Multipliers for Stock Analysis: How to Work with P/CF
This article is devoted to a multiplier called P/CF, frequently used by traders and analysts for stock analysis. I will show you examples of how the multiplier can help to choose investment instruments and how to use it in comparative analysis.
P/CF stands for Price/Cash Flow and, obviously, demonstrates the ratio of the market price of the company and the cash flow generated by its business. To find the P/CF value, divide the market price of the company by the cash flow from market operations.
- Price is the capitalization of the company found as the price of one share multiplied by the number of shares in turnover. The capitalization of the company can be found in financial reports or on the Internet. The digits of the capitalization normally get rounded because of the quotations changing constantly. For a more precise calculation, perform it yourself using the current share price.
- Cash Flow is the cash that the company gets "on hand" after all the expenses paid. In essence, this is money that can be used for paying dividends to shareholders or be withdrawn painlessly.
Example calculation of P/CF:
The current share price of AMD (when this article was being prepared) is 109.15 USD. There are 1,212,965,282 shares in turnover. Multiplying these, we find out that AMD costs 132,395,160,530.3 USD.
Though cash flow and net profit are quite similar to one the other, the former has certain differences from the latter:

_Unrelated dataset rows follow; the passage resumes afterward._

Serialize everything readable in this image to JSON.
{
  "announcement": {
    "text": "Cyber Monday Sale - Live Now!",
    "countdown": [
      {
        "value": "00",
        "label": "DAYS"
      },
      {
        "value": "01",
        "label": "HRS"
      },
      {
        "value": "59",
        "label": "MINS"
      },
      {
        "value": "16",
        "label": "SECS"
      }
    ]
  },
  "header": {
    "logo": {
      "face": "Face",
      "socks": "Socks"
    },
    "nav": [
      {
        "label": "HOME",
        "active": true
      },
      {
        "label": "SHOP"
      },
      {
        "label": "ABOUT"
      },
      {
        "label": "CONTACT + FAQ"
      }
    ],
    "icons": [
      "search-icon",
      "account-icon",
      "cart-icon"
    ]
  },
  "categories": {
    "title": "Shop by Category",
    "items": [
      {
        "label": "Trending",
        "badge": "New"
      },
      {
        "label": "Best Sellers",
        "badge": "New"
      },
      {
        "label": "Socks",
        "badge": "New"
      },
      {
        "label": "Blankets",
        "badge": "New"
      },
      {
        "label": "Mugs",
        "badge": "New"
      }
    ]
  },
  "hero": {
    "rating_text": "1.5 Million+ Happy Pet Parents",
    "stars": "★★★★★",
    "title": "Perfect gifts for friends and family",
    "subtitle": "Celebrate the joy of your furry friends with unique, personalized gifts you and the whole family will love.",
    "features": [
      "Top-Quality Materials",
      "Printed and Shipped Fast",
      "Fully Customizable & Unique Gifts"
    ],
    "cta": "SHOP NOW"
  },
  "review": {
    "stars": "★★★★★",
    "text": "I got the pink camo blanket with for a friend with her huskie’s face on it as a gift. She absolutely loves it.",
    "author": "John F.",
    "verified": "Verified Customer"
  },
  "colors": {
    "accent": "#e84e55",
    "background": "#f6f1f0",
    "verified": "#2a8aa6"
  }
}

- Cash flow demonstrates the current money volume.
- Cash flow accounts for the overall income and payments.
- Cash flow accounts for the expenses of the next period.
This means cash flow shows the financial situation in the company more objectively than net profit.
Conditionally, P/CF values are calculated in the following range:
- P/CF above 20 means that the company is not doing well.
- P/CF between 15 and 20 is acceptable
- P/CF below 15 means that the company is doing well and has bright perspectives. Such companies are considered underpriced.
These values are, of course, conditional and may differ depending on the sector of economy in which the company works or the stage of development at which the company is now. Young and quickly developing companies may demonstrate negative P/CF, perplexing investors, but this does not mean that the company is doing bad. P/CF values will become correct as soon as the company stands firmly on both feet.
Let us see how the multiplier can be used in practice and help with investment decisions. As an example, I chose two companies working in one field: GoPro, Inc and iRobot Corporation (tech sector, appliances). With all the modern technology, there is little use calculating P/CF manually because it can be found easily on the Internet. Let us compare the values for the two companies.
The P/CF values of GoPro Inc is 7.63. For iRobot Corporation it is 13.70. Both companies are in the positive area of the multiplier, which means they look attractive to investors and have good perspectives of development. They are both underpriced by the market and have room for growth. GoPro Inc, still, looks more appealing yet it would be incorrect to call this advantage a serious one. Both companies are at the same level of development.
The conclusions based on the P/CF values are confirmed by D1 charts of the shares of the companies. The quotations of both are in a flat, promising growth.
As the next example, let us take companies from the same sector but a big difference in the P/CF value: Goldman Sachs BSC, Inc. and Mastercard Incorporated. As you can figure out from the tables of financial indices, the P/CF value of Goldman Sachs BDC, Inc is 6.92, which means the company is underpriced and has bright perspectives for growth.
The P/CF value of Mastercard Incorporated is above all limits, reaching 60.07, which means the company is overpricer, and in the future investors might go on getting rid of the shares.
On D1 charts of Goldman Sachs BDC, Inc and Mastercard Incorporated the quotations of the former go on in a flat while an uptrend is developing, which also supports growth in the nearest future.
As for the latter quotations, they continue a downtrend, breaking through the support levels. At the current stage, they are unlikely to recover, and the price will most probably be going down, while the capitalization will follow it.
Comparing the two companies, we come to a conclusion that Goldman Sachs BDC, Inc have a brighter future. However, do not neglect the stock price of the companies: the share price of Goldman Sachs BDC, Inc is 19.07 USD, and of Mastercard Incorporated 344.71 USD. This becomes an investment threshold for investors with a small capital.
As well as other multipliers, P/CD has certain peculiarities and allows to compare companies working in one sector and forming financial reports by the same criteria. An optimum option will be using P/CF alongside other indicators.